The government measures will allow mothers to decide to return to work after six months, after which fathers will have the option to take the remaining legal entitlement of six months.
The research shows that the low statutory pay requirement would dissuade fathers from taking the extra time off work.
Mike Emmott, employee relations adviser at the CIPD, says: ‘Our research shows that paid paternity leave, restricted as it is to a statutory £123.06 per week, is not attractive to the vast majority of fathers.’
The CIPD asserts that less than half of fathers would take even the existing two weeks’ leave at statutory pay levels, ‘so the proposed increase in paid paternity leave is unlikely to lead to any dramatic increase in take-up.’

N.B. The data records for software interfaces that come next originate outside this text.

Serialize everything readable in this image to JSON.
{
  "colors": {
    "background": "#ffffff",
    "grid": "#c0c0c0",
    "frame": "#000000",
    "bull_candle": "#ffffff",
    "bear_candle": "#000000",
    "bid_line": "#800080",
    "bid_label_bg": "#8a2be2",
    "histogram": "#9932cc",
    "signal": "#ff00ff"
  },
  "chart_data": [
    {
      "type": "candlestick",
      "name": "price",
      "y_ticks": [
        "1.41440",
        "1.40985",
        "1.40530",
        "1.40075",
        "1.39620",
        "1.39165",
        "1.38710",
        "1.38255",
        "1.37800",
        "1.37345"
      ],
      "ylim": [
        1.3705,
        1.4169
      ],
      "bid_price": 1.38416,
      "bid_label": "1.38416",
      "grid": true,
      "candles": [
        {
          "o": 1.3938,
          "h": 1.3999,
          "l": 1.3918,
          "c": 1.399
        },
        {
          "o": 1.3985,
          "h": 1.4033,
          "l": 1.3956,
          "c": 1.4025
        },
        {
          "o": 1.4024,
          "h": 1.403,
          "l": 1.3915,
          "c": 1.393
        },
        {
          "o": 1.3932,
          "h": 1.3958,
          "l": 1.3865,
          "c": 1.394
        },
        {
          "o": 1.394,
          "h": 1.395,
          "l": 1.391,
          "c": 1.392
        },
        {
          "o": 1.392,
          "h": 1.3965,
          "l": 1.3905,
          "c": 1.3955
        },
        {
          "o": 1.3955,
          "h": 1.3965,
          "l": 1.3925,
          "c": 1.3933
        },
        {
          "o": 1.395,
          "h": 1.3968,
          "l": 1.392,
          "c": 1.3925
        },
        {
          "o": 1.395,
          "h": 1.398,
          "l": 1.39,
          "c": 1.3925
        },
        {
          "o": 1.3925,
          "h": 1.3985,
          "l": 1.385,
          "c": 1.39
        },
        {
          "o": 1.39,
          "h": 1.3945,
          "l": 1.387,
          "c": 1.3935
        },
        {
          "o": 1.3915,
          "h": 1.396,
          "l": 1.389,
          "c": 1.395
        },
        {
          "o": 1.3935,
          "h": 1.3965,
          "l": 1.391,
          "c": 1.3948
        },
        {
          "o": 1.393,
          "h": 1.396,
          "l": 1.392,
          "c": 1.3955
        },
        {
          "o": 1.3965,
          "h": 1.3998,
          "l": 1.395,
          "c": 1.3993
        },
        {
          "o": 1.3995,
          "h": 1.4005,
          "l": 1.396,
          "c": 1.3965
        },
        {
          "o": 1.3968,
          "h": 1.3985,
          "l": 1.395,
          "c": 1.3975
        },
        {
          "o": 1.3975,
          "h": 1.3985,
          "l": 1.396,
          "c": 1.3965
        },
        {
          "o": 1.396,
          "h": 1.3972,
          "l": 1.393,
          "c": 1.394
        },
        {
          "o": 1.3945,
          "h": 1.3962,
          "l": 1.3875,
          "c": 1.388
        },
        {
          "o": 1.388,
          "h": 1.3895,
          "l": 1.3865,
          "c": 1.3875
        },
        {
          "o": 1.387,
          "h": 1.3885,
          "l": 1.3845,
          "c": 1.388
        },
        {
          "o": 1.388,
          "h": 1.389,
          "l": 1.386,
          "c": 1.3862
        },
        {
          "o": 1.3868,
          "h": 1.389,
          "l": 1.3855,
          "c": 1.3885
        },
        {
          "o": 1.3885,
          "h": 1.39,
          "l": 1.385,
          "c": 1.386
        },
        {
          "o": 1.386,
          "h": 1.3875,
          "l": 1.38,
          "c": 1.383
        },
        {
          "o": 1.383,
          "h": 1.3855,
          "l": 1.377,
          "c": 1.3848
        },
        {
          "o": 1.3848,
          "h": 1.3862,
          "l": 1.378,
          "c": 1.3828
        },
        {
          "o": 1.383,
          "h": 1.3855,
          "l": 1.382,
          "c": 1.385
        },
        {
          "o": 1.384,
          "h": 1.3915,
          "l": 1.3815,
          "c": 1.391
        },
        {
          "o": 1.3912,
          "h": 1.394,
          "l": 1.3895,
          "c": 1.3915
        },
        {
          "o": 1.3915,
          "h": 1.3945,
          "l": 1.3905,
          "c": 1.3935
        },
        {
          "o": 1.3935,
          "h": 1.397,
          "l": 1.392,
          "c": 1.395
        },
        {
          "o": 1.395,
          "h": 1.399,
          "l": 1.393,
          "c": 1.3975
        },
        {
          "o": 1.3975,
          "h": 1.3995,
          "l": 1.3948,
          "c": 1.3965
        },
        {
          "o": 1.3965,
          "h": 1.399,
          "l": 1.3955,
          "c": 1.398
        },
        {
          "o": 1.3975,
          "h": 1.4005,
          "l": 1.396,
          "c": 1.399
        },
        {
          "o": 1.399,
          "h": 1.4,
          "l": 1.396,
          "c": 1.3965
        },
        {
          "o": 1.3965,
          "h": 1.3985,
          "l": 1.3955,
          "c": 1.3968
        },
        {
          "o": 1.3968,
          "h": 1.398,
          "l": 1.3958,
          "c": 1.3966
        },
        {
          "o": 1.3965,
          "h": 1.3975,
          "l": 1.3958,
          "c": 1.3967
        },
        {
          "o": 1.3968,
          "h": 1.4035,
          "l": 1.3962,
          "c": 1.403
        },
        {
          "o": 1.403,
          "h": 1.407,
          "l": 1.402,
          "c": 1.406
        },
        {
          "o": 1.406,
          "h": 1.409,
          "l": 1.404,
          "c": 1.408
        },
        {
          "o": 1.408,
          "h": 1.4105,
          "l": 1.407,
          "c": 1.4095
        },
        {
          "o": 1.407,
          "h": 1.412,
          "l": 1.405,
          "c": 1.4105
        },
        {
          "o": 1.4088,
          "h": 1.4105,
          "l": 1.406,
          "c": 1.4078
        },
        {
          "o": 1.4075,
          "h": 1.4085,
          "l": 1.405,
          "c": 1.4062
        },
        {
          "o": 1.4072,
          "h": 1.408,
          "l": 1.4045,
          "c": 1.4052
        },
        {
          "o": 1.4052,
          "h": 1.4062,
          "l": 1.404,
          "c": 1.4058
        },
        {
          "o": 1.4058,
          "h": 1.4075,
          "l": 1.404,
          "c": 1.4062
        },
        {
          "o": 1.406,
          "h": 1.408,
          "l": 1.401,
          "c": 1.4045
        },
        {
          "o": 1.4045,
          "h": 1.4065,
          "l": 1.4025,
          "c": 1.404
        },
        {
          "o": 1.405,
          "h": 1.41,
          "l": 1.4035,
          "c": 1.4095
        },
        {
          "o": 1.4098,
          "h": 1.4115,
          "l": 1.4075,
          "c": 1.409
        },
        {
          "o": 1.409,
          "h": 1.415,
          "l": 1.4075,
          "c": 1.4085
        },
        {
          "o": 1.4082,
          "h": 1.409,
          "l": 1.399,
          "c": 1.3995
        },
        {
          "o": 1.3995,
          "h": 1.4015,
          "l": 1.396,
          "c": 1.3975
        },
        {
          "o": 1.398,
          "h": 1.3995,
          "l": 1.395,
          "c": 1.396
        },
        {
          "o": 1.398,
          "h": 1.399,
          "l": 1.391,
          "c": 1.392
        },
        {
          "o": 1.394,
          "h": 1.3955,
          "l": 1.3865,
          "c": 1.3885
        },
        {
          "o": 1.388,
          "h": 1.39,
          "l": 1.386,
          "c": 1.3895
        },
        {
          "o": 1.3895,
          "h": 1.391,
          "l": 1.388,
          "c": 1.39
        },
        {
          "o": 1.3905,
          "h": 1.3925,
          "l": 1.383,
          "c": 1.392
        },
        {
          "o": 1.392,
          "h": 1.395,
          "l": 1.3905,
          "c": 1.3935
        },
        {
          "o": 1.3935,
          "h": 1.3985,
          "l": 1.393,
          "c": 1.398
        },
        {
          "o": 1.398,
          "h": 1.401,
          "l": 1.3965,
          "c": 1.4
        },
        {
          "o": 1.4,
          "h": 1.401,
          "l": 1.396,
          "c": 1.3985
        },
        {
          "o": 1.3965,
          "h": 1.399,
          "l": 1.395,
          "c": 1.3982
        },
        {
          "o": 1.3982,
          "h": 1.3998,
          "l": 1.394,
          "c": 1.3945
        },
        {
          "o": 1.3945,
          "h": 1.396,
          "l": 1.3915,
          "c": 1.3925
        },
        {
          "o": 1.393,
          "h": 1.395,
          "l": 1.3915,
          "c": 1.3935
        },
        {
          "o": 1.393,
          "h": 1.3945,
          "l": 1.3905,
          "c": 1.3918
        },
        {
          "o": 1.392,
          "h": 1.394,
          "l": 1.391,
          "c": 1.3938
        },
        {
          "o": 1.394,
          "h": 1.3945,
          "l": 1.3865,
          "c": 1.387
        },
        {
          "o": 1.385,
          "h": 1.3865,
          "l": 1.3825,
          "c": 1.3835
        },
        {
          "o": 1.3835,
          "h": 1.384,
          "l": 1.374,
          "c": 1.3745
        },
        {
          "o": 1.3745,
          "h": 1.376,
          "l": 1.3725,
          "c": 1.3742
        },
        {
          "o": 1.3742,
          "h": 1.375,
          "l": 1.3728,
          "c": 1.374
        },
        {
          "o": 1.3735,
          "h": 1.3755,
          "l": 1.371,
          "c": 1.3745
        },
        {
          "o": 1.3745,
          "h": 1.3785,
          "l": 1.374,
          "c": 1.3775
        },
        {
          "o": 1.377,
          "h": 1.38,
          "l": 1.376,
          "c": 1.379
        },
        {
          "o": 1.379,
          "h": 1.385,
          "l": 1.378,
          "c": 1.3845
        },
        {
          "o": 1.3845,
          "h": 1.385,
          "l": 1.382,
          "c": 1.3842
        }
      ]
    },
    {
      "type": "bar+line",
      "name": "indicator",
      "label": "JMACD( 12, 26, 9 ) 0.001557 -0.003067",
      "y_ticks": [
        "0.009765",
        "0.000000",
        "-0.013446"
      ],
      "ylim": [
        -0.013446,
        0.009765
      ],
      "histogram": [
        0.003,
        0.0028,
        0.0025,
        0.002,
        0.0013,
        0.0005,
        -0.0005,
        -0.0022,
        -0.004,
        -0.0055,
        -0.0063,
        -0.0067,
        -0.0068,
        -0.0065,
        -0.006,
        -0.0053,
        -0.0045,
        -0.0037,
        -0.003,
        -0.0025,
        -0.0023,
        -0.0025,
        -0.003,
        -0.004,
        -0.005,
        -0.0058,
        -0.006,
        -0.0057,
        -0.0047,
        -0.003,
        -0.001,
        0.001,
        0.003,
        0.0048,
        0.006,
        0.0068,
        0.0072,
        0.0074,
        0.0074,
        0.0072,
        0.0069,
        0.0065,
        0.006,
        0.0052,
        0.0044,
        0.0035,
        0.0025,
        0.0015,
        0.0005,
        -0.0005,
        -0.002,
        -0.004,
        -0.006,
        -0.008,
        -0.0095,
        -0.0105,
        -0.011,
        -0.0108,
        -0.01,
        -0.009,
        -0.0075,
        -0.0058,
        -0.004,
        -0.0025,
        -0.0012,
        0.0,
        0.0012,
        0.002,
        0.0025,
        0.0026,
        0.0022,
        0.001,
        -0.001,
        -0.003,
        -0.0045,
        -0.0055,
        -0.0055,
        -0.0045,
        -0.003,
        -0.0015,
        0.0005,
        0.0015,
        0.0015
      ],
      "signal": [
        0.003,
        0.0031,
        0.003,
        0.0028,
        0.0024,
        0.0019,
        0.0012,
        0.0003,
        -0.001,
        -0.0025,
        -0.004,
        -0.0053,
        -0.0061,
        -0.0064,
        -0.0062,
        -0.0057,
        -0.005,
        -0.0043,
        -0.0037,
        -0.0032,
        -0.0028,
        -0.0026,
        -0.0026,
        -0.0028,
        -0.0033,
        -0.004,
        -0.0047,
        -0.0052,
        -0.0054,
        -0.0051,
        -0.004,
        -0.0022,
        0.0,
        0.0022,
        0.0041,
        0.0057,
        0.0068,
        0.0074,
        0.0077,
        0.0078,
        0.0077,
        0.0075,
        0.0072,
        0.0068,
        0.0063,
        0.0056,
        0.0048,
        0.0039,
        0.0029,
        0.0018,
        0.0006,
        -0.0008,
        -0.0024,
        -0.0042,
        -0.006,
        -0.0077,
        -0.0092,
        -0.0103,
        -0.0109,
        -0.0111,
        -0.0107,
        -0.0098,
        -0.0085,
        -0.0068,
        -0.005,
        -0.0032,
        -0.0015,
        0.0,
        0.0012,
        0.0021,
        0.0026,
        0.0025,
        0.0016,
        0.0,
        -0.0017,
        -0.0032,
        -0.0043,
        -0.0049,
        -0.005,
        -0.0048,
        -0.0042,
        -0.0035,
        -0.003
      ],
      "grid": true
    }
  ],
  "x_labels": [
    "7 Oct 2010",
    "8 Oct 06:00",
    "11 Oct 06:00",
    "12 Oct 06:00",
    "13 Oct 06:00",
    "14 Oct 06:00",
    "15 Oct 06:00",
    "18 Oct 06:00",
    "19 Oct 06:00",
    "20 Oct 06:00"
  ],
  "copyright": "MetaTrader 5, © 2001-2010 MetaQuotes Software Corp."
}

In addition, the CIPD expressed concern about the administrative burden involved in sharing parental leave, which would discourage employers from promoting the new measures, and potentially lead to parents failing to get the leave to which they are entitled.
Andrew Millard, director of e-commerce at Citrix Online, says: ‘While the government’s proposal to allow mothers to split some of their maternity leave with their partners may be valuable in assisting new parents, the move is likely to be an added burden for employers who are already under increasing economic pressure, particularly smaller businesses.’
Update March 2010: New survey confirms that Dads will not be taking the maximum amount of paternity leave
Only 18 per cent of working men will take all of the proposed six months’ paternity leave, according to a survey from Orange.
Money concerns were found to be the main factor preventing fathers from taking the full leave (47 per cent), with a quarter (27 per cent) claiming that they wouldn’t take any time off when it comes into effect from April 2011.
Some 15 per cent claim their positions at work are too important to the business to be absent for six months, while 3 per cent believe their senior management are actively against it.
Martin Lyne, director for small and medium business at Orange UK, says: ‘In today’s modern working environment, it is right that businesses [enable] male employees to take their full paternity leave. And it does not have to mean huge sacrifices by either party.’
The legislation will enable a new mother to transfer the last three months’ of her paid maternity leave to the father, who after this period can then take an additional three months’ unpaid leave.
Of the 717 men surveyed, 79 per cent say they would use a flexible working arrangement if their employer encouraged it.
Related: European countries putting the UK’s paternity leave to shame – New research compares the UK’s paternity leave and pay to other countries across the world and finds Britain wanting.